Screening mammography recall rates are often higher in the hospital setting, but this doesn't necessarily mean that hospital radiologists are performing worse than their counterparts in community practice, according to a new study published online in Radiology.
Recall rate is a common measure of performance in screening mammography. If recall rates are too low, it could mean that a site has lower sensitivity and is experiencing false negatives, whereas recall rates that are too high suggest more false positives. But is recall rate a good measure of a site's effectiveness?
Not necessarily, according to researchers from Rhode Island Hospital in Providence, who discussed their efforts to measure recall rates (Radiology, July 24, 2013).
"Our data call into question the utility of a universal recall rate goal and suggest that targets may have to be adjusted on the basis of local patient population factors," wrote lead author Dr. Jason Rothschild and colleagues.
Although recall rate is often used to assess a radiologist's performance, it can be confounded by circumstances beyond the physician's control, such as the following:
- Patient population (age, breast density, use of hormone replacement therapy, family history)
- Radiologist factors (sex, fellowship training in mammography, years of work experience)
- Systemic factors (yearly mammogram reading volume at a given site, batch reading, double versus single reading, computer-aided reading)
Rothschild's team reviewed data between May 2008 and September 2011 for five radiologists with expertise in breast imaging who interpreted mammograms at a community office practice and an academic referral hospital. Both sites used full-field digital mammography and batch screening interpretation.
The group interpreted a total of 74,297 screening mammograms among both sites during the study. The total number of patients recalled was 5,799, for an overall recall rate of 7.8%.
There was a significant difference between overall recall rates at the community site and the hospital: 6.9% and 8.6%, respectively. The overall recall rate between the two sites fell within the range reported for the U.S. (5% to 20%); the overall rate for each practice site was less than 10%, as recommended; and each individual radiologist's rate met recommended goals at the community site. Some of the five participating radiologists had higher than recommended recall rates at the hospital site, however.
"Our study data showed that the overall recall rate was higher in the hospital setting, and that was true for each of the participating radiologists," co-author Dr. Ana Lourenco told AuntMinnie.com. "We wanted to delve deeper and figure out why that might be."
When Rothschild and colleagues compared the two groups of patients, they found some key differences that could have influenced recall rates. Significantly more of the hospital patients had undergone previous surgeries and biopsies: About 13% of the patients at the hospital site had a history of surgery, compared with 5.6% at the community site, and 7% of patients at the hospital had undergone a biopsy, compared with 1.4% at the community site. In these patients, mammograms may have been more complicated to interpret, or the patients may have been at higher risk than those at the community site, according to the authors.
"Higher-risk patients would be expected to increase the recall rate of the population," they wrote. "In addition, the mean patient age at the hospital site was significantly lower than at the community site. This factor probably contributed to higher recall rates at the hospital site, as younger age has been associated with higher recall rates."
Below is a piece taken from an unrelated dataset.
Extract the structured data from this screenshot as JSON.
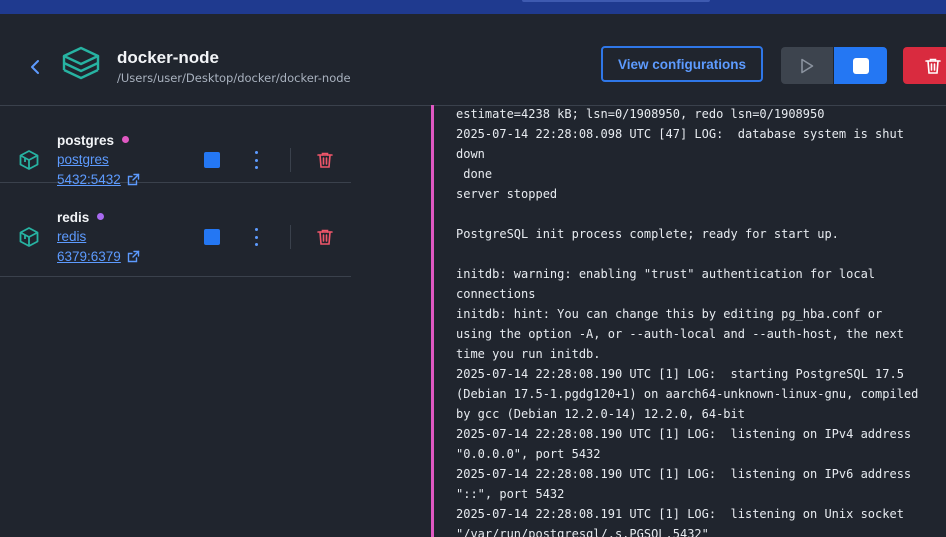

The study had a few limitations, including a lack of data on race and family or personal history of breast cancer. In addition, the five participating radiologists were all fellowship-trained in breast imaging, while the majority of mammograms are interpreted by general radiologists, according to the researchers. Also, Rothschild's team did not have data on the cancer detection rate of both facilities, so it did not evaluate the relationship between detection rate and recall rate.
"It is possible that a higher recall rate is necessary in some populations to maintain an appropriate cancer detection rate," the authors wrote.
But the study findings do suggest factors beyond radiologists' control that affect recall rate data -- and this should be taken into consideration, Lourenco said.
"Higher recall rates in the hospital aren't necessarily an accurate measure of the quality of radiologists' work in the hospital," she said. "Recall rate is an easy thing to measure, but it can be misleading if you think it's the end all, be all."